So that our readers may the better perceive our teaching I shall clearly and broadly describe it. We treat of the forgiveness of sins in two ways. First, how it is achieved and won. Second, how it is distributed and given to us. Christ has achieved it on the cross, it is true. But he has not distributed or given it on the cross. He has not won it in the supper or sacrament. There he has distributed and given it through the Word, as also in the gospel, where it is preached. He has won it once for all on the cross. But the distribution takes place continuously, before and after, from the beginning to the end of the world. For inasmuch as he had determined once to achieve it, it made no difference to him whether he distributed it before or after, through his Word, as can easily be proved from Scripture. But now there is neither need nor time to do so.

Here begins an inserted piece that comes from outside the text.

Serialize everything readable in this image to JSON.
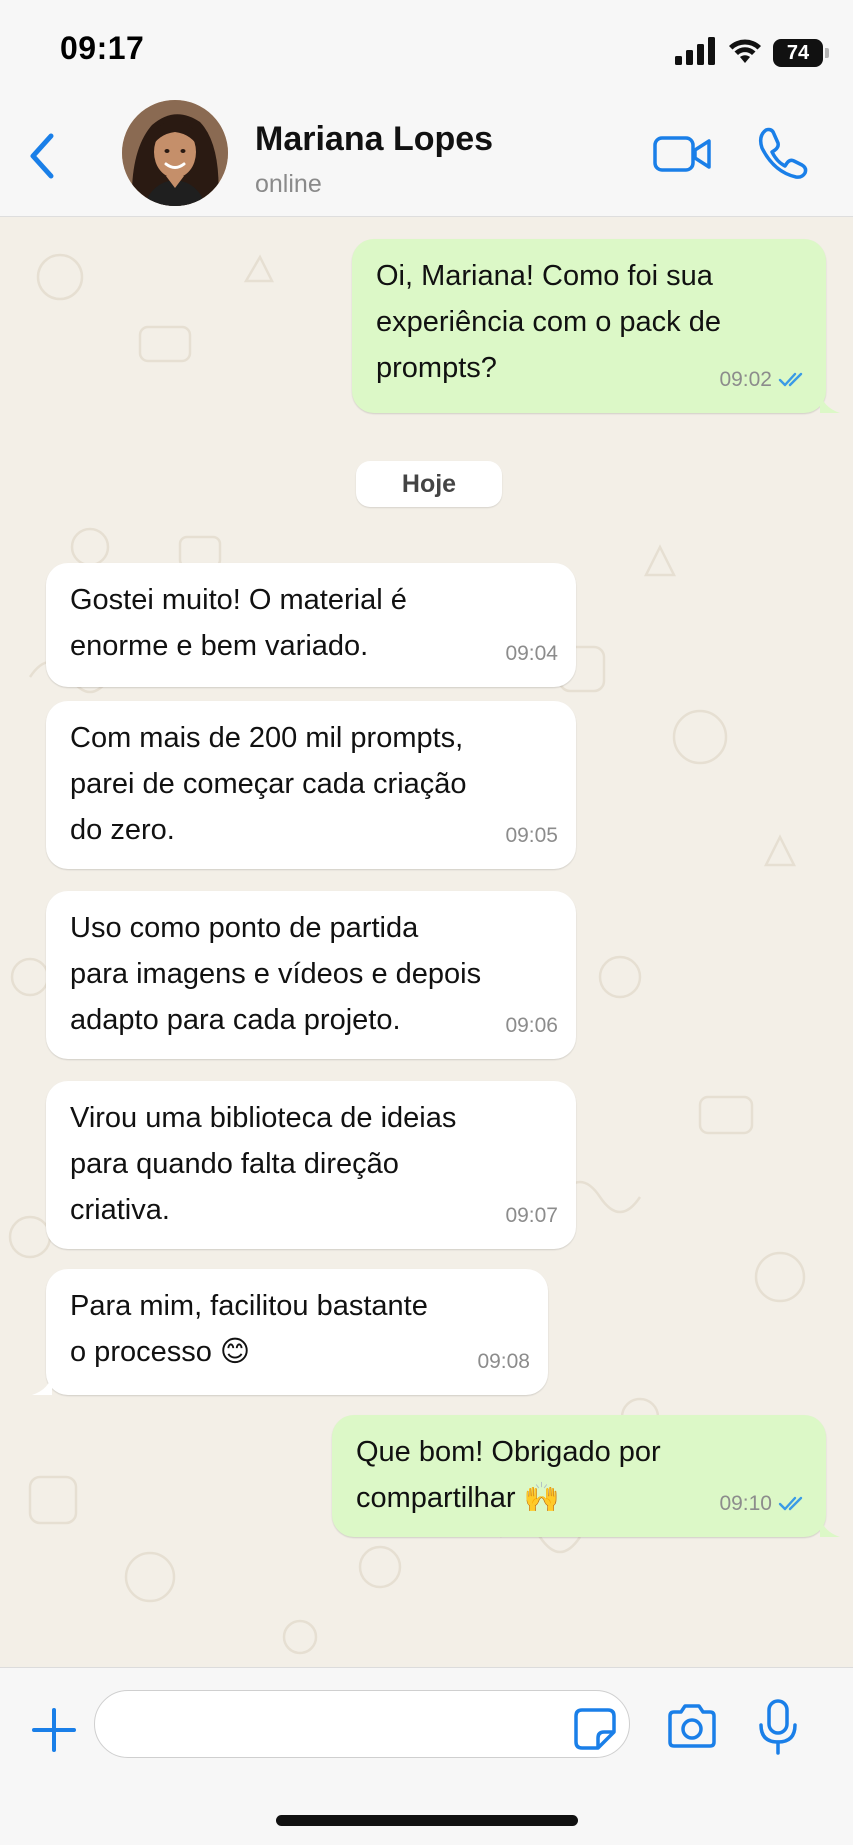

If now I seek the forgiveness of sins, I do not run to the cross, for I will not find it given there. Nor must I hold to the suffering of Christ, as Dr. Karlstadt trifles, in knowledge or remembrance, for I will not find it there either. But I will find in the sacrament or gospel the word which distributes, presents, offers, and gives to me that forgiveness which was won on the cross. Therefore, Luther has rightly taught that whoever has a bad conscience from his sins should go to the sacrament and obtain comfort, not because of the bread and wine, not because of the body and blood of Christ, but because of the word which in the sacrament offers, presents, and gives the body and blood of Christ, given and shed for me. Is that not clear enough?
Luther, Martin. (1999). Luther’s works, vol. 40: Church and Ministry II. (J. J. Pelikan, H. C. Oswald, & H. T. Lehmann, Eds.) (Vol. 40, pp. 213–214). Philadelphia: Fortress Press.